Nishikawa has used his speed on defense as well, excelling with the glove. He has won three Gold Gloves in the outfield and is capable of playing all three outfield positions. But he actually began his career as an infielder, splitting time at first and second base early in his career. For a team that values positional versatility, his ability to play both infield and outfield should be an attractive asset.

Nishikawa brings a patient approach at the plate, drawing 90+ walks in each of the last three seasons with a career 12 percent walk rate. He enjoyed his best season in 2020 after being named team captain, hitting .306/.430/.396 with a 17.6 percent walk rate. Despite going deep in counts, he doesn’t strike out much, with an 18.3 percent career strikeout rate.

The high-contact and speed comes with a trade-off - a lack of power. Standing at just 5’10’’ and 160 pounds, Nishikawa won’t be able to muscle the ball out of a lot of MLB parks. Even in the smaller ballparks in Japan, Nishikawa has only hit 59 home runs in ten seasons, including five this year. He doesn’t even produce many doubles.
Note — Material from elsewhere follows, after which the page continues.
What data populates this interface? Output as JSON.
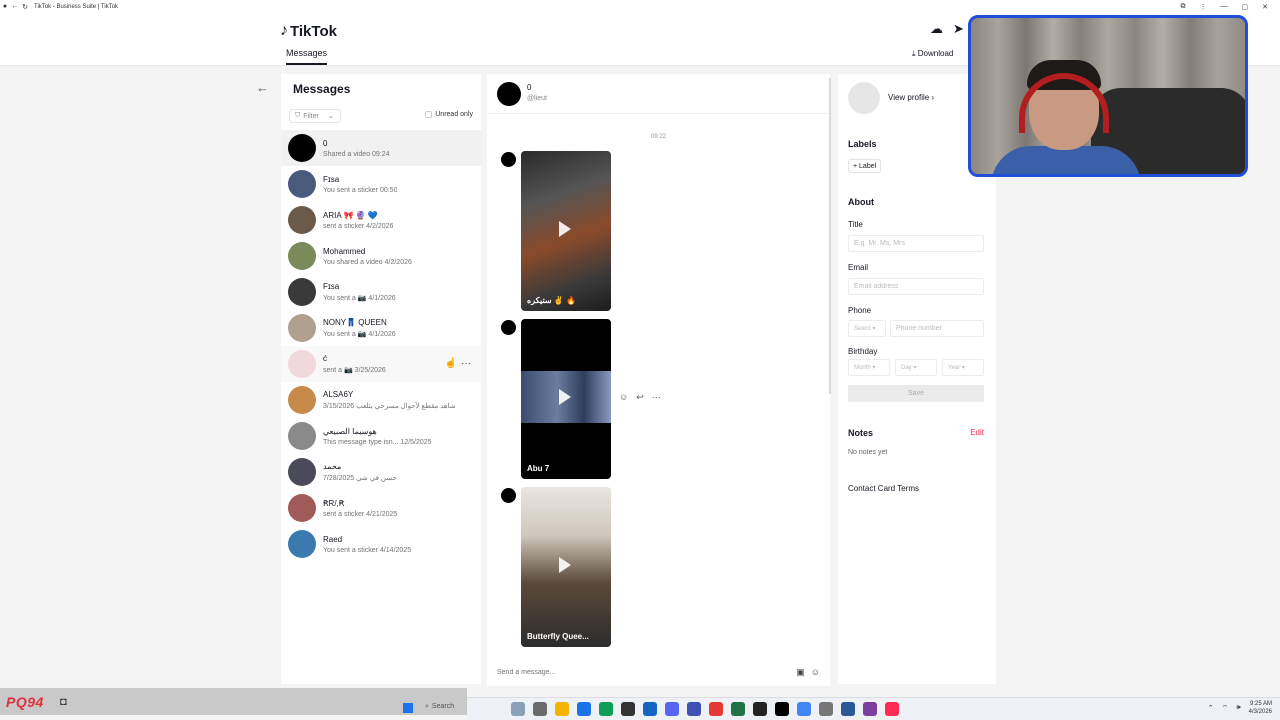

He focused on putting the ball in play rather than driving the ball back in 2016, and he produced his first .300 season.

Nishikawa must go through the posting system arranged between NPB and MLB for players that haven’t met the nine-year threshold for international free agency. That means that his original club, the Nippon Ham Fighters, will get 20 percent of his contract up to $25 million. Steve Adams at MLB Trade Rumors writes that Nishikawa should be expected to get less than the three-year, $21 million Shogo Akiyama received from the Cincinnati Reds last winter. That could be in the range of what the Royals are looking for out of a role player, and his versatility could allow him to fill needs without blocking younger players.

Bringing a player over from Japan who has never faced Major League pitching is a gamble. Getting acclimated to Major League velocity and ballparks is one thing, the cultural adjustment of going to a foreign country is another. But Nishikawa brings a lot to the table that the Royals like, and he could be a good fit for what they are trying to do.